Daf 248 (Eruvin 29a-29b)
Is it fatal to eat raw beets? “But, we see that people eat raw beets and do not die as a result!”
The rabbis argue over how many apples are needed to establish an eruv. Why are fewer peaches required compared to apples? It is perhaps due to a defect in the transmission of (oral) Torah created when Rav Menashya bar Sheqvuli misquoted Rav.
May onions be used to establish an eruv? Not according to R’Meier. Shmuel, on the other hand, says the onion bulb may be used (but not the leaves). Others say that even the leaves may be used.
The rabbis rule on the permissibility of other types of foods to establish an eruv. Abaye suggests that the prevailing custom of a region or a class of people may be a valid criteria.
Daf 249 (Eruvin 30a-30b)
Should the eruv of a glutton be required to have more food than is sufficient for an average person?
Daf 250 (Eruvin 31a-31b)
The rabbis do not permit a kohen to establish an eruv in a cemetery but they consider permitting him to establish an eruv by the side of a single grave.
Mishnah. Here are additional rules specifying consecrated foods that may be used to establish an eruv.
Gemara. The gemara focuses on those consecrated foods that are not permitted to be used to establish an eruv.
Mishnah. Here it is asserted that a person or a designated qualified agent may establish the eruv, but it is valid only if there is “proper intent.”
Gemara. The gemara asks why the mishnah says a minor cannot serve as an agent. Answer: “A minor lacks the legal power of acquisition.”
Daf 251 (Eruvin 32a-32b)
The rabbis contemplate the circumstances under which one may rely on an agent to execute an assignment even without receiving verification that the mission was accomplished (for example, those distant from Jerusalem may presume new grain is permitted– i.e., that the omer was offered in the Temple– from midday.
Mishnah. Here is a rule regarding the permissible height of an eruv.
Gemara. One rabbi asks, “What difference does it make to me whether the eruv is above ten tefachim or below?” The subsequent discussion appears to refute the mishnah.
Daf 252 (Eruvin 33a-33b)

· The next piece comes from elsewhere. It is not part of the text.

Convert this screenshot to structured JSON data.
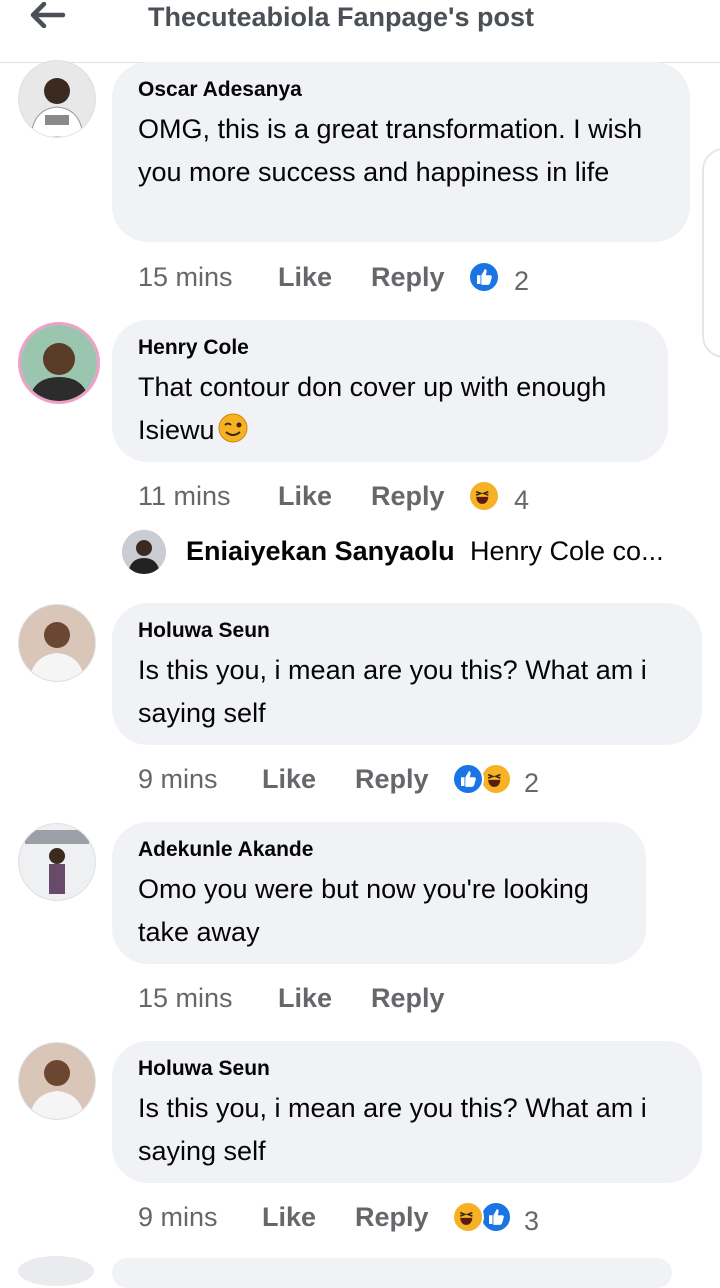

The gemara considers whether rabbinic restrictions on the establishment of an eruv apply to the twilight that precedes Shabbes, as well as a holiday immediately preceding or immediately following Shabbes.